BEGIN
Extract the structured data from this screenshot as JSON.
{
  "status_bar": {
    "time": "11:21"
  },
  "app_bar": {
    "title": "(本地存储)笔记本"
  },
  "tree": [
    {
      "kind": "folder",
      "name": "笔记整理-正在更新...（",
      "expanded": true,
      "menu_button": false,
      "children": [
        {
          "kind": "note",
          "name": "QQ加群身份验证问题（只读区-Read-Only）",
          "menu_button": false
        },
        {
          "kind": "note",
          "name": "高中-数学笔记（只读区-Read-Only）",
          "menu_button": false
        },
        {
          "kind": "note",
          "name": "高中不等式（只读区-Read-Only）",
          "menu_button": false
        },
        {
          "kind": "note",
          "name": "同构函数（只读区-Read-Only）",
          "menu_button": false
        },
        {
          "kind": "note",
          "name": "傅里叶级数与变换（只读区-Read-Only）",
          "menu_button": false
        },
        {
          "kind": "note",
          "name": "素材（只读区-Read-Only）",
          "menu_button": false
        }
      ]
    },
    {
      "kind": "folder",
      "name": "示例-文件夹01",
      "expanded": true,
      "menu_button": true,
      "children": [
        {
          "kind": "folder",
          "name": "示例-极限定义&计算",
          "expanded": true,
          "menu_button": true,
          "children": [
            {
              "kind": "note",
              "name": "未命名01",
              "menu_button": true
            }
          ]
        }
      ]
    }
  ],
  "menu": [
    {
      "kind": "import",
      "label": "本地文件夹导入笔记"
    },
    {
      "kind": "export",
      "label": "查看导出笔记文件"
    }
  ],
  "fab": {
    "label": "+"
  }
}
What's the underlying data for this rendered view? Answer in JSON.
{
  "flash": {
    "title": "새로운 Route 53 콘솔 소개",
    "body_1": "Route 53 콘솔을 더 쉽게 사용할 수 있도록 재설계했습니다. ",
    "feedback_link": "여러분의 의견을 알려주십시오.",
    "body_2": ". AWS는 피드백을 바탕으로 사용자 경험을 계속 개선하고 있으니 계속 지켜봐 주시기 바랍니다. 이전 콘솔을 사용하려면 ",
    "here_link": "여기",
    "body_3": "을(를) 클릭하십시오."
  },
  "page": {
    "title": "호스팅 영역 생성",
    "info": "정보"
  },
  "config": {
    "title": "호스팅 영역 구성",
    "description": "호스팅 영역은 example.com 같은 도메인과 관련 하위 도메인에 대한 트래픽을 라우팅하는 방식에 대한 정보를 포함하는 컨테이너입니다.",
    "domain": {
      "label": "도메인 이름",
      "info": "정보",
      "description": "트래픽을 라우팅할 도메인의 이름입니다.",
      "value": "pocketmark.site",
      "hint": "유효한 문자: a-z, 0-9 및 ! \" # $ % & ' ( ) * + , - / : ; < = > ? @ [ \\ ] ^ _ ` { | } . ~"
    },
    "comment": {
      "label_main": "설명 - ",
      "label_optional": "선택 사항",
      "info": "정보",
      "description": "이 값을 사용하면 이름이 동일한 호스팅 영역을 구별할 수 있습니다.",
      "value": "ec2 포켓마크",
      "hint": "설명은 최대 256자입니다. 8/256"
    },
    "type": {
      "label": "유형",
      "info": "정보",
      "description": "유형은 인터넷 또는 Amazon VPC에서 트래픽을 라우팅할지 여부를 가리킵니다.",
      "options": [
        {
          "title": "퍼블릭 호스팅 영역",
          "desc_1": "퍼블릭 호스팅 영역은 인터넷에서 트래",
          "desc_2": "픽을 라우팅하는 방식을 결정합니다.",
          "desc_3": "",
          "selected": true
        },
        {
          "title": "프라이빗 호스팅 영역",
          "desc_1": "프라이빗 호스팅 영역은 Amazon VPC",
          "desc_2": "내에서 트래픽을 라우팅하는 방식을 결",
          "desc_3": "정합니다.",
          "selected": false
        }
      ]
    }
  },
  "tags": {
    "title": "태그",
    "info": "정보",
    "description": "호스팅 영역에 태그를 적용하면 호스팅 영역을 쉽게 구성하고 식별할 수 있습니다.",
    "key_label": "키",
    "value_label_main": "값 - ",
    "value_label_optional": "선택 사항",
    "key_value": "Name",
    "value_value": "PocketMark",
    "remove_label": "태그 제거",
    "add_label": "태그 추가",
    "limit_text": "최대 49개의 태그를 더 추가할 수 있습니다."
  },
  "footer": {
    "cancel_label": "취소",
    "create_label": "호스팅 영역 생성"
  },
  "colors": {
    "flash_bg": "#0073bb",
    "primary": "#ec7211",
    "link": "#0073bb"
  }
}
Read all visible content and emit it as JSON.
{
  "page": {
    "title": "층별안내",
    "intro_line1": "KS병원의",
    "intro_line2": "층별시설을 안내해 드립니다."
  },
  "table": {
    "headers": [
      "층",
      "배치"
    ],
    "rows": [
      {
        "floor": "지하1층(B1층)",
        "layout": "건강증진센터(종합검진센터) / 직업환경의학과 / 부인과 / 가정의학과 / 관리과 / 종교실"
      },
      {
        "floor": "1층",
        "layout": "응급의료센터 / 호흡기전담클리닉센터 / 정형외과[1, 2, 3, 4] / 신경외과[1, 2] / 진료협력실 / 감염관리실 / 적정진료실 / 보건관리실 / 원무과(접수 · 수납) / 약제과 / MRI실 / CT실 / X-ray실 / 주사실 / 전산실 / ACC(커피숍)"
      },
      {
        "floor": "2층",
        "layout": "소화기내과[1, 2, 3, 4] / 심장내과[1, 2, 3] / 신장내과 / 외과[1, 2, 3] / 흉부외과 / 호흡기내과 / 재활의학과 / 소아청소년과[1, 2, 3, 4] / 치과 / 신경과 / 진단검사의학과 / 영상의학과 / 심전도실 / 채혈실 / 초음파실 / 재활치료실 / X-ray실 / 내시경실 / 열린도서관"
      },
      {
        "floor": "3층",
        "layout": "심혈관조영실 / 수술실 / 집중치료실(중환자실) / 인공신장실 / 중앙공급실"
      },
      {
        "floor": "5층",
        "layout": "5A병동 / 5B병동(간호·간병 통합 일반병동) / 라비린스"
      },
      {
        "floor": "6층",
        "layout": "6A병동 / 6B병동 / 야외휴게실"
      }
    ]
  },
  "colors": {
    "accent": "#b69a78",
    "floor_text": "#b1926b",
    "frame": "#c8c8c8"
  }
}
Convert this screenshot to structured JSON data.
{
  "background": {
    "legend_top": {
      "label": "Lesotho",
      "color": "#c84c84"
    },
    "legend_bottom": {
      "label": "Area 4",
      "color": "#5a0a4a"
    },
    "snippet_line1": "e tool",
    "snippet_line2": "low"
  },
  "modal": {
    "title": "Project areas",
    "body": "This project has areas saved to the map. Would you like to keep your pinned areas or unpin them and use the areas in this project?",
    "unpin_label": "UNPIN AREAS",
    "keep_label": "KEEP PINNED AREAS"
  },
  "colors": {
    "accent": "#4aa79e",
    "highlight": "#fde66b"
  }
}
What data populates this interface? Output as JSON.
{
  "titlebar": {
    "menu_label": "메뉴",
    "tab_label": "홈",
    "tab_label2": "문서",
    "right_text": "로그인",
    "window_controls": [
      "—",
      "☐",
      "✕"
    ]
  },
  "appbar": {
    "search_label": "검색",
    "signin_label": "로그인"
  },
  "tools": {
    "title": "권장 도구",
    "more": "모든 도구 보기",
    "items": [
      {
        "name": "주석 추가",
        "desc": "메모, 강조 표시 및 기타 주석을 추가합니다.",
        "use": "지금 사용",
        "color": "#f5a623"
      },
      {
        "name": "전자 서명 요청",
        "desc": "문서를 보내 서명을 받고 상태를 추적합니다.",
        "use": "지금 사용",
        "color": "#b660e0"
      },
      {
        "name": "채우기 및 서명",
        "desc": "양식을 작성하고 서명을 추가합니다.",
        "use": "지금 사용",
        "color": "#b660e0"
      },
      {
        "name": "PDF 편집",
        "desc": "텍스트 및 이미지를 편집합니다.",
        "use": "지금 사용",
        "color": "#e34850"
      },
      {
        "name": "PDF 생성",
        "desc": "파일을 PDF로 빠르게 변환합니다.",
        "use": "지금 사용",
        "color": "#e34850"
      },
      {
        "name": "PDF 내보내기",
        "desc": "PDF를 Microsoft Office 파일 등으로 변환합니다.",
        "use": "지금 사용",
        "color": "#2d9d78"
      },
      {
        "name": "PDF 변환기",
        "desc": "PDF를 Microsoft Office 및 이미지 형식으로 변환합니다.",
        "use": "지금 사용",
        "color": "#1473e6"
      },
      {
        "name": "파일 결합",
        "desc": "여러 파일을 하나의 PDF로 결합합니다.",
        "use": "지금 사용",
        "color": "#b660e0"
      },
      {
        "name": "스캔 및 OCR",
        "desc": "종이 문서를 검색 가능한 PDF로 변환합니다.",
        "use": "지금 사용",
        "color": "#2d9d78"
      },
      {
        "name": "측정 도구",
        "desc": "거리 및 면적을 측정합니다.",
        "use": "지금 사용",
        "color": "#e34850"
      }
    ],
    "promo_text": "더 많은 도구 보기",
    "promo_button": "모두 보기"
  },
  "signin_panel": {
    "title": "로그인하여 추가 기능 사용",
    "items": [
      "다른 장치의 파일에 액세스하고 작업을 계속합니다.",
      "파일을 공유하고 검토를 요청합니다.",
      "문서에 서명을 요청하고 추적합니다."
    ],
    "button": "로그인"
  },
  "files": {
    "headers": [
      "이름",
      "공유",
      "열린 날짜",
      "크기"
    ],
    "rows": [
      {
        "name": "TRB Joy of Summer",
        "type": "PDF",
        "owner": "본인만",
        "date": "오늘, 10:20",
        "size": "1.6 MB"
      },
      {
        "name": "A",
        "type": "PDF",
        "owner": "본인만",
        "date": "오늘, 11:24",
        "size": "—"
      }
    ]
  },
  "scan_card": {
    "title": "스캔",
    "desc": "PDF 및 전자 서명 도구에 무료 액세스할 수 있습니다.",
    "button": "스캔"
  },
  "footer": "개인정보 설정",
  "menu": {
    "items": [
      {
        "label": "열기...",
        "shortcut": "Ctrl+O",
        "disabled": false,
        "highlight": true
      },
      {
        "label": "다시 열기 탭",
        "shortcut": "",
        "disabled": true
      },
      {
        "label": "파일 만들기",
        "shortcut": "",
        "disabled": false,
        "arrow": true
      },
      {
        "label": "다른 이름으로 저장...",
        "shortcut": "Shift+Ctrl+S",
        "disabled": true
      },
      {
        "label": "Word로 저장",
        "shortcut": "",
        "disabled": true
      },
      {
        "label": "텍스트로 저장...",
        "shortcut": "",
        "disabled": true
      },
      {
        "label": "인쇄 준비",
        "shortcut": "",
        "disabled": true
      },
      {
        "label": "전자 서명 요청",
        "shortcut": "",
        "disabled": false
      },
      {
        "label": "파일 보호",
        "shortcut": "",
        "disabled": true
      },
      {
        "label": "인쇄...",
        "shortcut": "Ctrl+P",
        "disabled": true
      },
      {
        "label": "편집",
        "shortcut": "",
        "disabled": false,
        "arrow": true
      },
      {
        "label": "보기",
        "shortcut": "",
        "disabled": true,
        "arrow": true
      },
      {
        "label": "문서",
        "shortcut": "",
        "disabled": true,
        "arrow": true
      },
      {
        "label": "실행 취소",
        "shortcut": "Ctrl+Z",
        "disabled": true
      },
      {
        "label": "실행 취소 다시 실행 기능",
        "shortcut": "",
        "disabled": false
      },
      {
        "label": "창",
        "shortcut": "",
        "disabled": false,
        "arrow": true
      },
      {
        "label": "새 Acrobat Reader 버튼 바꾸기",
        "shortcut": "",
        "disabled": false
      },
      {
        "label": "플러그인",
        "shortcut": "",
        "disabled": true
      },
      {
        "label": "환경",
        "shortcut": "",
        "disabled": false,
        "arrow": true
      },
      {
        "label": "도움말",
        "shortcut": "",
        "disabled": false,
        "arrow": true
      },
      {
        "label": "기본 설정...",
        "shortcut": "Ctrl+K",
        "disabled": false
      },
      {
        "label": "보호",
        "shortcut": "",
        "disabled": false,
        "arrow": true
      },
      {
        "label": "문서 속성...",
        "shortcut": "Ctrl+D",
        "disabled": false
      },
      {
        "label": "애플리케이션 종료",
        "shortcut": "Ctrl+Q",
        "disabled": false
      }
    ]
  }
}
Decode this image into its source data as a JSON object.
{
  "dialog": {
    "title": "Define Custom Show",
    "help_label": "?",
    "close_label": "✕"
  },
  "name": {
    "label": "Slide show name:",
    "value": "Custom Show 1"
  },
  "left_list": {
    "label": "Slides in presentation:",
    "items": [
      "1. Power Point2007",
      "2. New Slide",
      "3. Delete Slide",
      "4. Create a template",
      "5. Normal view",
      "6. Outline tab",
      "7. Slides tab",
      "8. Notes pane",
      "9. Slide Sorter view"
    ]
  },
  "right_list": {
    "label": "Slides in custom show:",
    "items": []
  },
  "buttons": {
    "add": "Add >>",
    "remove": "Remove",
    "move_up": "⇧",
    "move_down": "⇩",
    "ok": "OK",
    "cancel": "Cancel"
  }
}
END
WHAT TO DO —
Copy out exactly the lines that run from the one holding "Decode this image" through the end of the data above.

ANSWER SPACE —
Decode this image into its source data as a JSON object.
{
  "dialog": {
    "title": "Define Custom Show",
    "help_label": "?",
    "close_label": "✕"
  },
  "name": {
    "label": "Slide show name:",
    "value": "Custom Show 1"
  },
  "left_list": {
    "label": "Slides in presentation:",
    "items": [
      "1. Power Point2007",
      "2. New Slide",
      "3. Delete Slide",
      "4. Create a template",
      "5. Normal view",
      "6. Outline tab",
      "7. Slides tab",
      "8. Notes pane",
      "9. Slide Sorter view"
    ]
  },
  "right_list": {
    "label": "Slides in custom show:",
    "items": []
  },
  "buttons": {
    "add": "Add >>",
    "remove": "Remove",
    "move_up": "⇧",
    "move_down": "⇩",
    "ok": "OK",
    "cancel": "Cancel"
  }
}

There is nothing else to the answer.